U.N. Envoy: Crisis in Darfur Getting Worse

The conflict in Sudan's western Darfur region has worsened, with 200,000 additional people being forced from their homes, a top U.N. envoy barred from visiting the zone by Sudanese authorities said Tuesday.

Jan Egeland, U.N. under-secretary-general for Humanitarian Affairs and Emergency Relief, said Sudanese government officials had denied his U.N. aircraft permission to overfly Darfur in order to visit Sudanese refugees in neighboring Chad. A day earlier, they had barred him from visiting the capital, Khartoum, and the Darfur region.

"Many believe the problems are over in Darfur. They are getting worse," he told journalists in Kenya after leaving southern Sudan.

At least 200,000 people have been forced to flee their homes in the last four months because of the violence, he said.

Fighting in Darfur has left about 180,000 dead — most from disease and hunger — and displaced another 2 million from their homes. Egeland has called the situation in Darfur — and in the refugee camps in neighboring Chad — the worst humanitarian crisis in the world at the moment.

Egeland had been scheduled to visit Darfur to assess relief operations. Instead, he went to southern Sudan for the second leg of his mission, to check on progress toward implementing a peace accord between the Sudanese government and the semiautonomous former rebel movement.

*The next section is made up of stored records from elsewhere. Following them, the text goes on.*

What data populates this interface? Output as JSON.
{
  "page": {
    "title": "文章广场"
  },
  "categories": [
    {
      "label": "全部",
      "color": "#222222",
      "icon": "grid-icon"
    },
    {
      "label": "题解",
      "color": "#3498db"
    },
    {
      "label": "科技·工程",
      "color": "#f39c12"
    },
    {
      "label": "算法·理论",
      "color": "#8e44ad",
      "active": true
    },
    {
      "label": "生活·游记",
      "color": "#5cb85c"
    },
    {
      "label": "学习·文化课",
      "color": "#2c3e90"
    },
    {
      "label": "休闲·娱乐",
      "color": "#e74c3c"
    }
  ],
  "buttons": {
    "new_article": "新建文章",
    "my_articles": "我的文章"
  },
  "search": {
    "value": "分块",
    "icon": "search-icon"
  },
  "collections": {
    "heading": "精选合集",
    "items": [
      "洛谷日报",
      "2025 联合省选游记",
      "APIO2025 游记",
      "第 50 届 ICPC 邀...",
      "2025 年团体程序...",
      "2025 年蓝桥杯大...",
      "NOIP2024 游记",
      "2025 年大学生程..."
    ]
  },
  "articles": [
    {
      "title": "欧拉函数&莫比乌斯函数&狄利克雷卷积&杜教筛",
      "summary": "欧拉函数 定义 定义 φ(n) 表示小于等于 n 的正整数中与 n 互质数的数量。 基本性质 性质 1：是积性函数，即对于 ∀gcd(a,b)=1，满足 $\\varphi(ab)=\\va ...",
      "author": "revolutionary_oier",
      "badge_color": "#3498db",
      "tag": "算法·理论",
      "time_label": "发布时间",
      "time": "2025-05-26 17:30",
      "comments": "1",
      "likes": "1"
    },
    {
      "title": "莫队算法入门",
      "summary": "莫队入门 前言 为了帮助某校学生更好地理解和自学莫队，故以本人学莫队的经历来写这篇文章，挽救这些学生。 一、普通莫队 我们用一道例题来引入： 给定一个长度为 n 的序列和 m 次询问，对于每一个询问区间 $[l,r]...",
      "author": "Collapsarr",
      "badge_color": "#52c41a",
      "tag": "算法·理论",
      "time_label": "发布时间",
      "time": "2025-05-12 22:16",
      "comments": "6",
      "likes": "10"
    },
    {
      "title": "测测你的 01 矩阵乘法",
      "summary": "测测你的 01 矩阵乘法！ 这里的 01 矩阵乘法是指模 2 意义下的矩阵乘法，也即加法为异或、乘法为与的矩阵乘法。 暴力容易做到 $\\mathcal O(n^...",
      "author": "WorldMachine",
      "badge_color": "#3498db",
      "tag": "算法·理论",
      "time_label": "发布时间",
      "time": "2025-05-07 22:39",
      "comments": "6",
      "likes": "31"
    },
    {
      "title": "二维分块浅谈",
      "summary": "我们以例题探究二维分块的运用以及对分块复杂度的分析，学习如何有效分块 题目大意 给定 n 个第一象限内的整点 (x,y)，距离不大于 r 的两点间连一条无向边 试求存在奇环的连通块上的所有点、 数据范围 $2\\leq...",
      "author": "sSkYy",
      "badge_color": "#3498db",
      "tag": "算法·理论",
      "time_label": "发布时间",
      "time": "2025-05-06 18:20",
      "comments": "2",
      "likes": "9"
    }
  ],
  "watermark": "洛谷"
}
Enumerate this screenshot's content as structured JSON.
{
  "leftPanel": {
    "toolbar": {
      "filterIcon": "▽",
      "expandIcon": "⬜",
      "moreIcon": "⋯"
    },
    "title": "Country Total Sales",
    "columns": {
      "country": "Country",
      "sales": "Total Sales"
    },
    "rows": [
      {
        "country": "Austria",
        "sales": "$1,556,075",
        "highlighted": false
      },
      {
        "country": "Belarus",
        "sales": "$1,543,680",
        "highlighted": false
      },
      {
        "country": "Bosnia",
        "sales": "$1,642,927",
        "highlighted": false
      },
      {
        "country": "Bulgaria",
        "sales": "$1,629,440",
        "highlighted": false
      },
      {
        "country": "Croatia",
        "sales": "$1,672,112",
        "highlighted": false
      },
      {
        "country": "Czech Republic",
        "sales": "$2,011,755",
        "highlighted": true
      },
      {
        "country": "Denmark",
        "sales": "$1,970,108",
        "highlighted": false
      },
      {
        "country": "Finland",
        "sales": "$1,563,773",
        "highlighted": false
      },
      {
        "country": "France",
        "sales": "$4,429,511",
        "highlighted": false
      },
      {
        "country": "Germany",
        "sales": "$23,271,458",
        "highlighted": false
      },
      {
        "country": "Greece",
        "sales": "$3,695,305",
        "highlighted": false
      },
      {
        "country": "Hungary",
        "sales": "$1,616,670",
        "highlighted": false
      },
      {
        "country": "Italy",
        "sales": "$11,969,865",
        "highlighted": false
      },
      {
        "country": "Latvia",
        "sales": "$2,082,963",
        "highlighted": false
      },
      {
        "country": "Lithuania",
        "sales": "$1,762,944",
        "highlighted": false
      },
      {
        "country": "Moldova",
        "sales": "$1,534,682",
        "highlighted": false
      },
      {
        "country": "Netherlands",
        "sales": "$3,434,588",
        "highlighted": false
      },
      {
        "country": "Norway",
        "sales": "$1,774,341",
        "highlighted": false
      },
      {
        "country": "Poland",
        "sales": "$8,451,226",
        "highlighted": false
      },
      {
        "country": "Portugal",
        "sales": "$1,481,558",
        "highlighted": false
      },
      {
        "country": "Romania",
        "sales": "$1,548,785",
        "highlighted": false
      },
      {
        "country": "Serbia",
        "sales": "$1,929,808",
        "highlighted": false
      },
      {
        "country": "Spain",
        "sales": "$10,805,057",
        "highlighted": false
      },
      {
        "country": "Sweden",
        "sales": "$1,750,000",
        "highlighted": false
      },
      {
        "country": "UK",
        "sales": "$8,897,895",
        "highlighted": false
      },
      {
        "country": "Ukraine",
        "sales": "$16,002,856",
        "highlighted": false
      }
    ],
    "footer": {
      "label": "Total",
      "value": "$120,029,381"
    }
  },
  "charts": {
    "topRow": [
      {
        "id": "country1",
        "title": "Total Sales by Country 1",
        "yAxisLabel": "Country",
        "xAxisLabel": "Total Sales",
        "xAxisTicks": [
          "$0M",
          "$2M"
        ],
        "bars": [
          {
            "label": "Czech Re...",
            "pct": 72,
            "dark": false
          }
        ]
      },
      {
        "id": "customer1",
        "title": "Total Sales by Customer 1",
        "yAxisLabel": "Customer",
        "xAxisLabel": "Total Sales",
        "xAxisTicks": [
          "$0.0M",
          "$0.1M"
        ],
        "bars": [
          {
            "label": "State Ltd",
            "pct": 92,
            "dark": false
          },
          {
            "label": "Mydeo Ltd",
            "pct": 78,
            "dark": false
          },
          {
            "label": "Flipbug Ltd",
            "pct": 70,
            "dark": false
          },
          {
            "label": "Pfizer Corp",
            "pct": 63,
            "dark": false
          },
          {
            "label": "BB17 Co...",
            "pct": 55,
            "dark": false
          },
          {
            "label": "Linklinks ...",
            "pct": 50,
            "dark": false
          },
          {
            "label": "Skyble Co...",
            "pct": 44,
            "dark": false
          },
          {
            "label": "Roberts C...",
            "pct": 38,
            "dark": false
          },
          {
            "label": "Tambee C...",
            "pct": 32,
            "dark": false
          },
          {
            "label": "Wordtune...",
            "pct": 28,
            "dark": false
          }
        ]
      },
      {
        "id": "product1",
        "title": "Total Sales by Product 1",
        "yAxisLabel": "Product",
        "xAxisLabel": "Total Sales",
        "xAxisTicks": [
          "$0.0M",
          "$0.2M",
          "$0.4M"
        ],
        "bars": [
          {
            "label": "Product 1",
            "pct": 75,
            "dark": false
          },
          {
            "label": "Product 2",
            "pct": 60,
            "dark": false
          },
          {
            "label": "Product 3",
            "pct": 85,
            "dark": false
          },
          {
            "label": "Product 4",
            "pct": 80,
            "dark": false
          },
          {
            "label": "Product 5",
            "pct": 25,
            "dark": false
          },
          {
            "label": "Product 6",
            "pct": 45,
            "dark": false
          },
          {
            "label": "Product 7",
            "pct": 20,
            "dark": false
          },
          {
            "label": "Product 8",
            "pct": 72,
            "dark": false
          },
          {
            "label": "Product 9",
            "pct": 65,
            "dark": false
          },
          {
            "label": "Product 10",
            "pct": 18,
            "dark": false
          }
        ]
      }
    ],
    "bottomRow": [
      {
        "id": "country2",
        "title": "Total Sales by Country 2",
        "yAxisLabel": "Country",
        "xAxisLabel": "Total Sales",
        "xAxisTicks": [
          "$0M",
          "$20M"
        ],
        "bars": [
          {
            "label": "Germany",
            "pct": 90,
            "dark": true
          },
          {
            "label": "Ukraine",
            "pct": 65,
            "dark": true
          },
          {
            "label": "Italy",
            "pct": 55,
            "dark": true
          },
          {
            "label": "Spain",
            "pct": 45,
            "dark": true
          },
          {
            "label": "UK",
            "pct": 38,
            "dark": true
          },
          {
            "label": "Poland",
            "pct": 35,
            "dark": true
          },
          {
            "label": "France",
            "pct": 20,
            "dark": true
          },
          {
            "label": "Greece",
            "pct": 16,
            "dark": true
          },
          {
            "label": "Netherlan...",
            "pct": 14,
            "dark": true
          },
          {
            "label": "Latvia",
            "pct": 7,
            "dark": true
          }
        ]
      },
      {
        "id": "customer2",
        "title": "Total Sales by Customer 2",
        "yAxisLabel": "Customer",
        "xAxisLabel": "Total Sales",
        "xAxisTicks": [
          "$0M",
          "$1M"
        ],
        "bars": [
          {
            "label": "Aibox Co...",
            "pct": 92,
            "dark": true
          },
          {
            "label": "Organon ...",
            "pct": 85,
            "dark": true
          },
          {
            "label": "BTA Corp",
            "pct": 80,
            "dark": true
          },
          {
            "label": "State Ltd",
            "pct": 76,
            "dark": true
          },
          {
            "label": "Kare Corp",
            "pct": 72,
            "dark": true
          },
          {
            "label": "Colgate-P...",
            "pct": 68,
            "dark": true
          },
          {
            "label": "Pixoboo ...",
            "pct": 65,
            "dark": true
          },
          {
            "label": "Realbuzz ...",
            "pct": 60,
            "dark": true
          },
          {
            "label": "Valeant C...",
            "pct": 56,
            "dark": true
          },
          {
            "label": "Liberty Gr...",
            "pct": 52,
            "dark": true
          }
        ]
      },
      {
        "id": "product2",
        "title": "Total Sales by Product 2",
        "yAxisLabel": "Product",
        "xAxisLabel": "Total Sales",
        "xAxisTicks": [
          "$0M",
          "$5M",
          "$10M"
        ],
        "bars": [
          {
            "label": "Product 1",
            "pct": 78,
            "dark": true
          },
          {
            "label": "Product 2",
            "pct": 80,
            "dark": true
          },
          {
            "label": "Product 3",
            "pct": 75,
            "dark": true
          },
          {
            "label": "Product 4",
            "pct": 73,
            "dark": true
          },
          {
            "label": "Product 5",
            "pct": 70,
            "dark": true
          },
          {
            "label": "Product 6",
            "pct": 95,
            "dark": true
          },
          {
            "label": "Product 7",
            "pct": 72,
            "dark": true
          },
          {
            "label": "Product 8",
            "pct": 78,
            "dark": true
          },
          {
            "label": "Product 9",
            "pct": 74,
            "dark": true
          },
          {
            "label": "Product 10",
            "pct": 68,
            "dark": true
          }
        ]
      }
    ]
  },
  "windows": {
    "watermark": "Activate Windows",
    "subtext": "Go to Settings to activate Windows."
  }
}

The 3-year-old conflict in Darfur set the Arab-dominated government and militias, known as Janjaweed, against ethnic African tribes. Sudan's government and rebels in Darfur have made little headway in peace talks in Abuja, Nigeria.

"I believe that there is now a total lack of unity of command. The government doesn't control the Janjaweed militias — perhaps not even their own soldiers. The guerrillas are not controlling their armed troops on the ground," Egeland said.

Government and rebel representatives at peace talks in Nigeria "are procrastinating, the people in the field are looting and pillaging even aid work," he said.

U.N. Secretary-General Kofi Annan expressed "regret" Tuesday at the government's decision to bar Egeland from visiting Darfur and will try to speak to Sudanese President Omar al-Bashir about it, U.N. spokesman Stephane Dujarric said at U.N. headquarters in New York.

"The pressing and urgent humanitarian requirements of Darfur are a priority for the United Nations and coordination efforts to sustain this large program were at the center of Mr. Egeland's visit," Dujarric said.

The U.N. Security Council was briefed on Egeland's problems with Sudan Tuesday, Dujarric said.

Egeland said Sudanese authorities told him that visiting Khartoum and Darfur, in the Muslim part of the country, would be too sensitive because his nation, Norway, was among those that published offensive cartoons of Islam's Prophet Muhammad.

He called the excuse "utterly ridiculous."

Egeland said that in addition to denying him permission to visit Darfur, the Sudanese government has also ordered the Norwegian Refugee Council to leave the country by Wednesday. He said Khartoum did not explain the order to expel the aid agency, which is responsible for operating one of the largest humanitarian operations in Darfur.

Sudanese government officials were not immediately available for comment.

"As we speak, we have already lost contact with 300,000 people — 300,000 of the 3 million people who need our assistance we cannot reach because of insecurity or because of other obstacles to our work," Egeland said.

The international community must also pay more attention to Darfur, for which there has been "waning interest," he added.

The international community has to put pressure not only on the government of Sudan, but also on the rebel groups who "have behaved in a totally irresponsible manner."

Egeland also said the African Union peacekeeping force in Darfur was ill-equipped to protect civilians from atrocities committed by both sides of the conflict. He called for a stronger force, echoing calls for a U.N.-led force to take over the peacekeeping mission.

"World leaders thought it was going well in Darfur. It was not, and we did not keep pressure on the government nor on the guerillas," he said.